Young women are one step closer to the draft after the Senate Armed Services Committee voted late Thursday to require women to register for Selective Service.
The committee, in a statement, cited the Defense Department’s recent policy change opening up all combat roles to women as the reason they felt “there is no further justification in limiting the duty to register under the Military Selective Service Act to men.”
The committee also noted that it was persuaded by the heads of the military services’ support for including women in the potential draft pool.
The military draft was suspended in the United States in 1973. But the Selective Service System has remained in place, requiring registration for a potential draft for those ages 18 to 25.
The proposed change is part of the Senate’s annual defense authorization bill, which the full Senate will likely vote on later this month.
While there is growing support to including women in the draft, a vocal opposition remains.
The recent push to change the draft actually began with a measure that was designed to fail. Last month, Rep. Duncan D. Hunter (R-Calif.), who opposes opening all combat roles to women, offered an amendment during the House Armed Services Committee’s consideration of the annual defense policy bill to include women in the draft in order to start a “discussion” about the issue.
Hunter voted against his own amendment – but to his and others’ surprise, the committee ultimately approved it when a handful of Republicans joined nearly all committee Democrats to support of the proposal.
Senate Armed Services Committee chairman John McCain (R-Ariz.), Sen. Lindsey O. Graham (R-S.C.) and other members spoke positively about including women in the draft the next day.
But some Republicans are still bitterly opposed.
Sen. Mike Lee (R-Utah), cited that provision as one of two reasons he voted against the defense bill in committee on Thursday, arguing that such a “deeply controversial” change “deserves to be resolved by Congress after a robust and transparent debate in front of the American people, instead of buried in an embargoed document that is passed every year to fund military pay and benefits.”
Lee offered an amendment during the committee markup to strip out the provision, but it was voted down.
Still, the question of opening the draft to women has not been put to the full House or Senate, where individual lawmakers can bring up amendments to strip the change out of the legislation.
If such amendments are brought up, they will be the first test of whether the House and Senate believe that the inclusion of women in all combat roles means it’s also time to open up the draft to women.
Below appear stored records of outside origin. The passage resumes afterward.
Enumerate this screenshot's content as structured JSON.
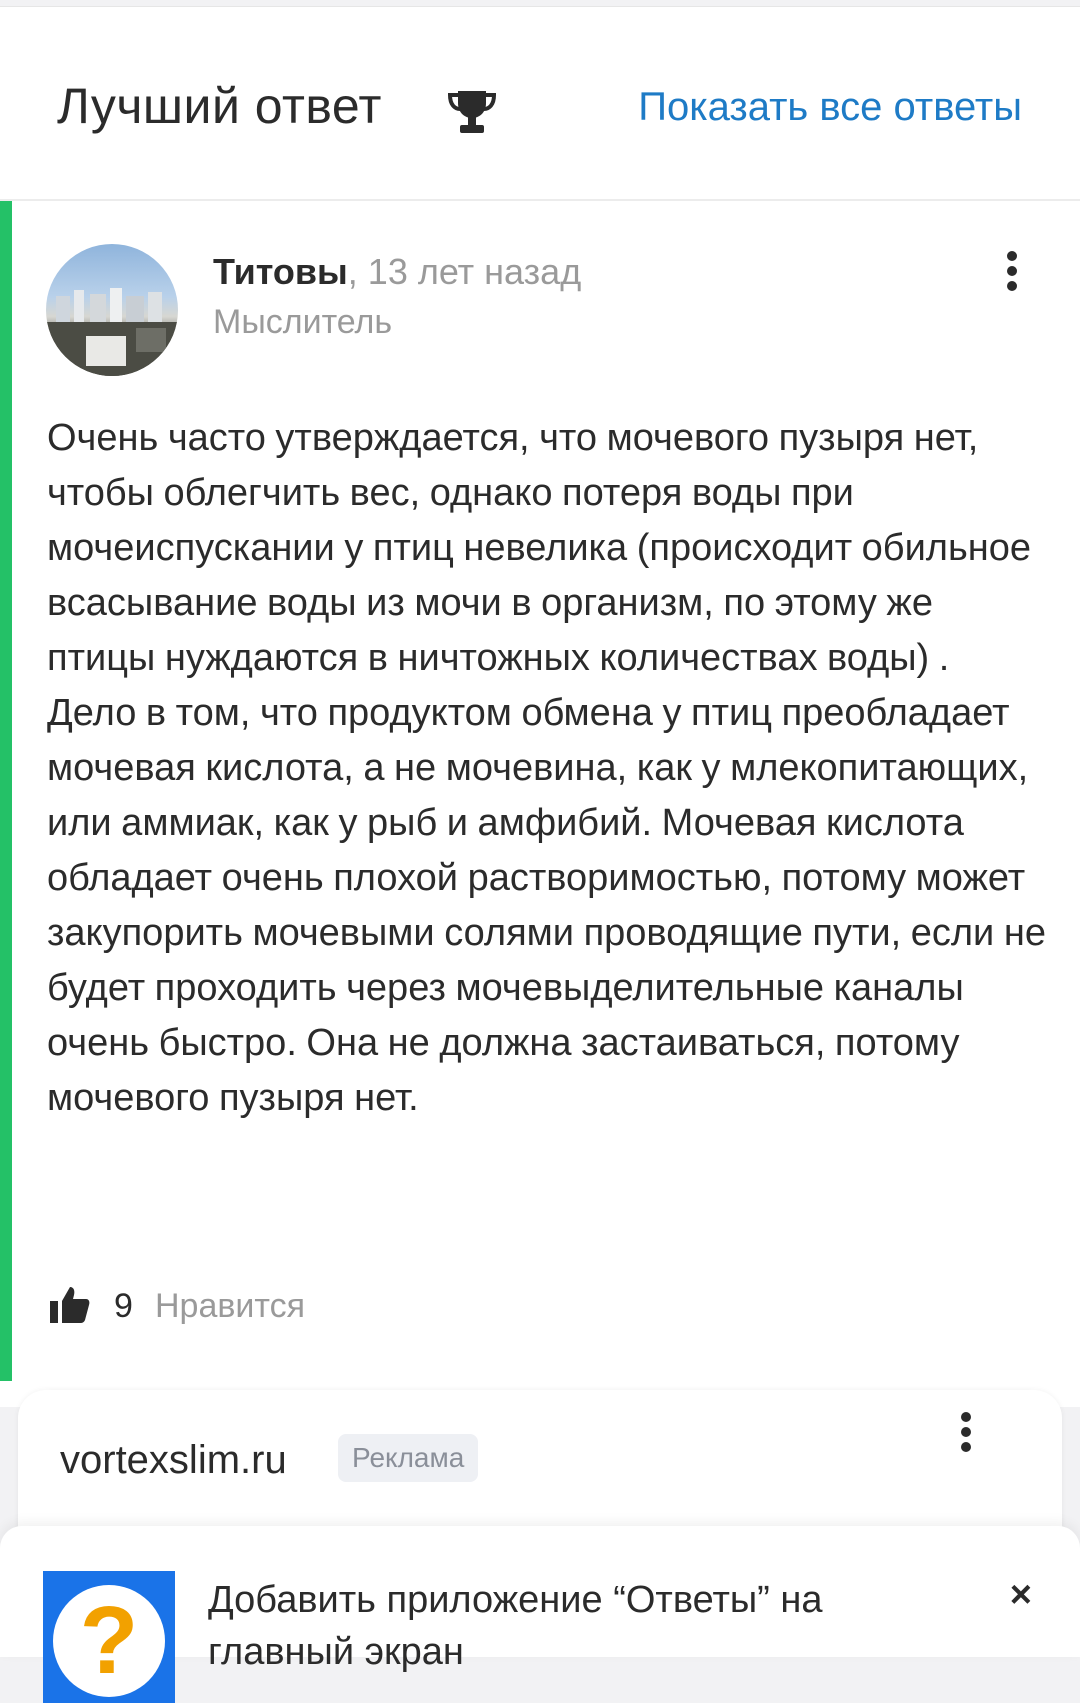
{
  "header": {
    "title": "Лучший ответ",
    "trophy_icon": "trophy-icon",
    "show_all": "Показать все ответы"
  },
  "answer": {
    "author": "Титовы",
    "time": "13 лет назад",
    "rank": "Мыслитель",
    "text": "Очень часто утверждается, что мочевого пузыря нет, чтобы облегчить вес, однако потеря воды при мочеиспускании у птиц невелика (происходит обильное всасывание воды из мочи в организм, по этому же птицы нуждаются в ничтожных количествах воды) . Дело в том, что продуктом обмена у птиц преобладает мочевая кислота, а не мочевина, как у млекопитающих, или аммиак, как у рыб и амфибий. Мочевая кислота обладает очень плохой растворимостью, потому может закупорить мочевыми солями проводящие пути, если не будет проходить через мочевыделительные каналы очень быстро. Она не должна застаиваться, потому мочевого пузыря нет.",
    "likes": "9",
    "like_label": "Нравится",
    "accent_color": "#24c167"
  },
  "ad": {
    "domain": "vortexslim.ru",
    "badge": "Реклама"
  },
  "install_prompt": {
    "text": "Добавить приложение “Ответы” на главный экран",
    "icon_glyph": "?",
    "close": "×"
  }
}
Both the House and Senate are tentatively scheduled to vote on their versions of the defense authorization bill later this month, before the Memorial Day break.
But even if the change requiring young women to register for Selective Service survive those votes, it won’t be the last word on the draft.
Both versions of the bill call for a sweeping study of the draft that will take a critical look at its structure and continued relevance. There has not been a national draft in over four decades, and the preference in Congress is to bolster interest in serving in an all-volunteer force.